▶ [Try it]:
Retype the following data exactly, but leave its pictures out.

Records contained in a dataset
☆ ☆ ☆ ☆

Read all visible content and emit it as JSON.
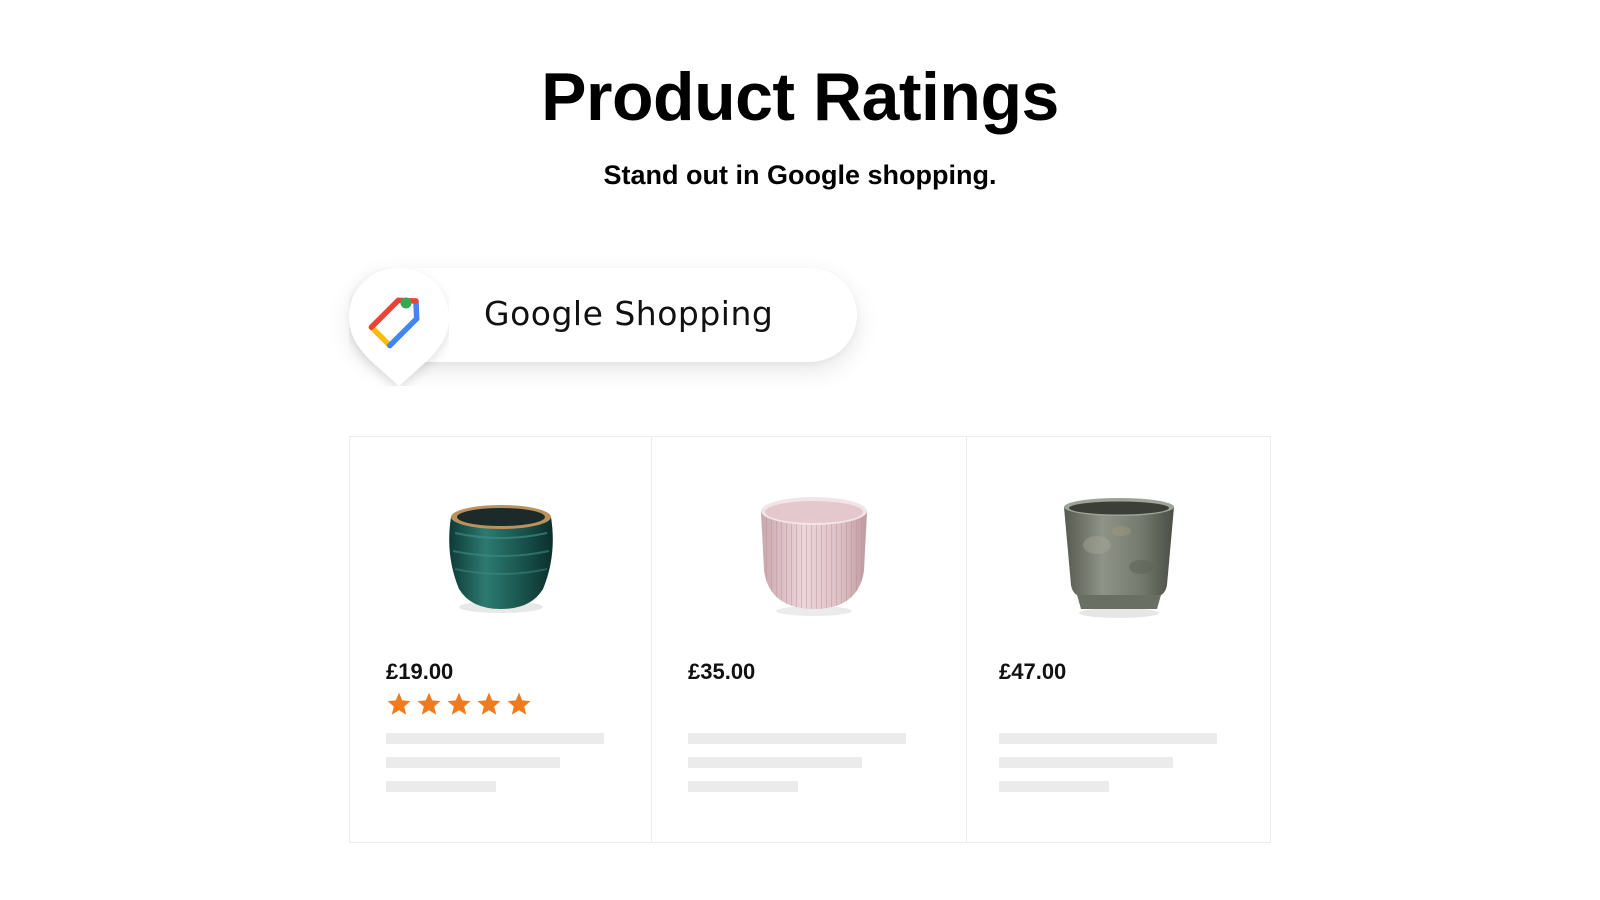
{
  "header": {
    "title": "Product Ratings",
    "subtitle": "Stand out in Google shopping."
  },
  "badge": {
    "label": "Google Shopping",
    "icon": "google-shopping-tag-icon",
    "colors": {
      "red": "#EA4335",
      "yellow": "#FBBC04",
      "blue": "#4285F4",
      "green": "#34A853"
    }
  },
  "products": [
    {
      "name": "teal-glazed-pot",
      "price": "£19.00",
      "rating": 5,
      "rating_max": 5,
      "image_icon": "teal-ceramic-pot-icon"
    },
    {
      "name": "pink-ribbed-pot",
      "price": "£35.00",
      "image_icon": "pink-ribbed-pot-icon"
    },
    {
      "name": "stone-grey-pot",
      "price": "£47.00",
      "image_icon": "grey-stone-pot-icon"
    }
  ],
  "colors": {
    "star": "#F07A1E",
    "skeleton": "#EBEBEB",
    "border": "#ECECEC"
  }
}
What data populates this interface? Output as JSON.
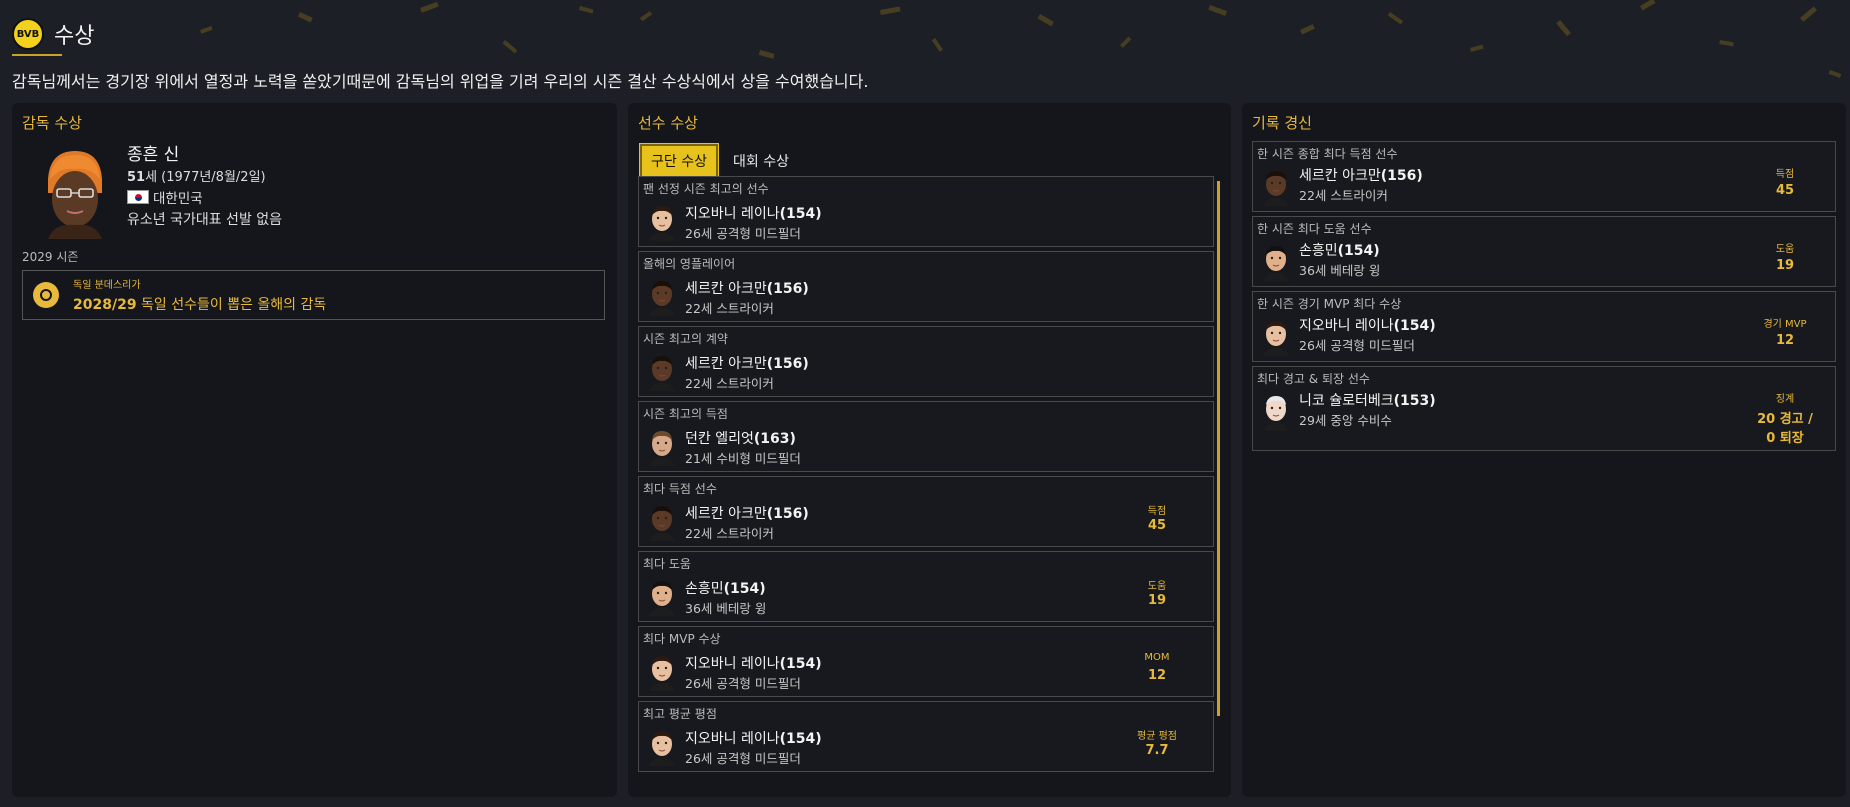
{
  "header": {
    "club_logo_text": "BVB",
    "title": "수상",
    "intro": "감독님께서는 경기장 위에서 열정과 노력을 쏟았기때문에 감독님의 위업을 기려 우리의 시즌 결산 수상식에서 상을 수여했습니다."
  },
  "manager_panel": {
    "title": "감독 수상",
    "name": "종흔 신",
    "age": "51",
    "age_suffix": "세 (1977년/8월/2일)",
    "nation": "대한민국",
    "international": "유소년 국가대표 선발 없음",
    "season": "2029 시즌",
    "award": {
      "competition": "독일 분데스리가",
      "year": "2028/29",
      "desc": " 독일 선수들이 뽑은 올해의 감독"
    }
  },
  "player_panel": {
    "title": "선수 수상",
    "tabs": [
      "구단 수상",
      "대회 수상"
    ],
    "awards": [
      {
        "title": "팬 선정 시즌 최고의 선수",
        "name": "지오바니 레이나",
        "ca": "(154)",
        "pos": "26세 공격형 미드필더",
        "stat_label": "",
        "stat_value": "",
        "face": "pale"
      },
      {
        "title": "올해의 영플레이어",
        "name": "세르칸 아크만",
        "ca": "(156)",
        "pos": "22세 스트라이커",
        "stat_label": "",
        "stat_value": "",
        "face": "dark"
      },
      {
        "title": "시즌 최고의 계약",
        "name": "세르칸 아크만",
        "ca": "(156)",
        "pos": "22세 스트라이커",
        "stat_label": "",
        "stat_value": "",
        "face": "dark"
      },
      {
        "title": "시즌 최고의 득점",
        "name": "던칸 엘리엇",
        "ca": "(163)",
        "pos": "21세 수비형 미드필더",
        "stat_label": "",
        "stat_value": "",
        "face": "light"
      },
      {
        "title": "최다 득점 선수",
        "name": "세르칸 아크만",
        "ca": "(156)",
        "pos": "22세 스트라이커",
        "stat_label": "득점",
        "stat_value": "45",
        "face": "dark"
      },
      {
        "title": "최다 도움",
        "name": "손흥민",
        "ca": "(154)",
        "pos": "36세 베테랑 윙",
        "stat_label": "도움",
        "stat_value": "19",
        "face": "asian"
      },
      {
        "title": "최다 MVP 수상",
        "name": "지오바니 레이나",
        "ca": "(154)",
        "pos": "26세 공격형 미드필더",
        "stat_label": "MOM",
        "stat_value": "12",
        "face": "pale"
      },
      {
        "title": "최고 평균 평점",
        "name": "지오바니 레이나",
        "ca": "(154)",
        "pos": "26세 공격형 미드필더",
        "stat_label": "평균 평점",
        "stat_value": "7.7",
        "face": "pale"
      }
    ]
  },
  "records_panel": {
    "title": "기록 경신",
    "records": [
      {
        "title": "한 시즌 종합 최다 득점 선수",
        "name": "세르칸 아크만",
        "ca": "(156)",
        "pos": "22세 스트라이커",
        "stat_label": "득점",
        "stat_value": "45",
        "face": "dark"
      },
      {
        "title": "한 시즌 최다 도움 선수",
        "name": "손흥민",
        "ca": "(154)",
        "pos": "36세 베테랑 윙",
        "stat_label": "도움",
        "stat_value": "19",
        "face": "asian"
      },
      {
        "title": "한 시즌 경기 MVP 최다 수상",
        "name": "지오바니 레이나",
        "ca": "(154)",
        "pos": "26세 공격형 미드필더",
        "stat_label": "경기 MVP",
        "stat_value": "12",
        "face": "pale"
      },
      {
        "title": "최다 경고 & 퇴장 선수",
        "name": "니코 슐로터베크",
        "ca": "(153)",
        "pos": "29세 중앙 수비수",
        "stat_label": "징계",
        "stat_value": "20 경고 /",
        "stat_value2": "0 퇴장",
        "face": "white"
      }
    ]
  },
  "colors": {
    "background": "#1d1f26",
    "panel": "#14161b",
    "accent": "#e8b93a",
    "tab_active": "#e8c21c"
  }
}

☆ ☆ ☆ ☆

▶ [Answer space]:
Read all visible content and emit it as JSON.
{
  "header": {
    "title": "Product Ratings",
    "subtitle": "Stand out in Google shopping."
  },
  "badge": {
    "label": "Google Shopping",
    "icon": "google-shopping-tag-icon",
    "colors": {
      "red": "#EA4335",
      "yellow": "#FBBC04",
      "blue": "#4285F4",
      "green": "#34A853"
    }
  },
  "products": [
    {
      "name": "teal-glazed-pot",
      "price": "£19.00",
      "rating": 5,
      "rating_max": 5,
      "image_icon": "teal-ceramic-pot-icon"
    },
    {
      "name": "pink-ribbed-pot",
      "price": "£35.00",
      "image_icon": "pink-ribbed-pot-icon"
    },
    {
      "name": "stone-grey-pot",
      "price": "£47.00",
      "image_icon": "grey-stone-pot-icon"
    }
  ],
  "colors": {
    "star": "#F07A1E",
    "skeleton": "#EBEBEB",
    "border": "#ECECEC"
  }
}
What data populates this interface? Output as JSON.
{
  "header": {
    "club_logo_text": "BVB",
    "title": "수상",
    "intro": "감독님께서는 경기장 위에서 열정과 노력을 쏟았기때문에 감독님의 위업을 기려 우리의 시즌 결산 수상식에서 상을 수여했습니다."
  },
  "manager_panel": {
    "title": "감독 수상",
    "name": "종흔 신",
    "age": "51",
    "age_suffix": "세 (1977년/8월/2일)",
    "nation": "대한민국",
    "international": "유소년 국가대표 선발 없음",
    "season": "2029 시즌",
    "award": {
      "competition": "독일 분데스리가",
      "year": "2028/29",
      "desc": " 독일 선수들이 뽑은 올해의 감독"
    }
  },
  "player_panel": {
    "title": "선수 수상",
    "tabs": [
      "구단 수상",
      "대회 수상"
    ],
    "awards": [
      {
        "title": "팬 선정 시즌 최고의 선수",
        "name": "지오바니 레이나",
        "ca": "(154)",
        "pos": "26세 공격형 미드필더",
        "stat_label": "",
        "stat_value": "",
        "face": "pale"
      },
      {
        "title": "올해의 영플레이어",
        "name": "세르칸 아크만",
        "ca": "(156)",
        "pos": "22세 스트라이커",
        "stat_label": "",
        "stat_value": "",
        "face": "dark"
      },
      {
        "title": "시즌 최고의 계약",
        "name": "세르칸 아크만",
        "ca": "(156)",
        "pos": "22세 스트라이커",
        "stat_label": "",
        "stat_value": "",
        "face": "dark"
      },
      {
        "title": "시즌 최고의 득점",
        "name": "던칸 엘리엇",
        "ca": "(163)",
        "pos": "21세 수비형 미드필더",
        "stat_label": "",
        "stat_value": "",
        "face": "light"
      },
      {
        "title": "최다 득점 선수",
        "name": "세르칸 아크만",
        "ca": "(156)",
        "pos": "22세 스트라이커",
        "stat_label": "득점",
        "stat_value": "45",
        "face": "dark"
      },
      {
        "title": "최다 도움",
        "name": "손흥민",
        "ca": "(154)",
        "pos": "36세 베테랑 윙",
        "stat_label": "도움",
        "stat_value": "19",
        "face": "asian"
      },
      {
        "title": "최다 MVP 수상",
        "name": "지오바니 레이나",
        "ca": "(154)",
        "pos": "26세 공격형 미드필더",
        "stat_label": "MOM",
        "stat_value": "12",
        "face": "pale"
      },
      {
        "title": "최고 평균 평점",
        "name": "지오바니 레이나",
        "ca": "(154)",
        "pos": "26세 공격형 미드필더",
        "stat_label": "평균 평점",
        "stat_value": "7.7",
        "face": "pale"
      }
    ]
  },
  "records_panel": {
    "title": "기록 경신",
    "records": [
      {
        "title": "한 시즌 종합 최다 득점 선수",
        "name": "세르칸 아크만",
        "ca": "(156)",
        "pos": "22세 스트라이커",
        "stat_label": "득점",
        "stat_value": "45",
        "face": "dark"
      },
      {
        "title": "한 시즌 최다 도움 선수",
        "name": "손흥민",
        "ca": "(154)",
        "pos": "36세 베테랑 윙",
        "stat_label": "도움",
        "stat_value": "19",
        "face": "asian"
      },
      {
        "title": "한 시즌 경기 MVP 최다 수상",
        "name": "지오바니 레이나",
        "ca": "(154)",
        "pos": "26세 공격형 미드필더",
        "stat_label": "경기 MVP",
        "stat_value": "12",
        "face": "pale"
      },
      {
        "title": "최다 경고 & 퇴장 선수",
        "name": "니코 슐로터베크",
        "ca": "(153)",
        "pos": "29세 중앙 수비수",
        "stat_label": "징계",
        "stat_value": "20 경고 /",
        "stat_value2": "0 퇴장",
        "face": "white"
      }
    ]
  },
  "colors": {
    "background": "#1d1f26",
    "panel": "#14161b",
    "accent": "#e8b93a",
    "tab_active": "#e8c21c"
  }
}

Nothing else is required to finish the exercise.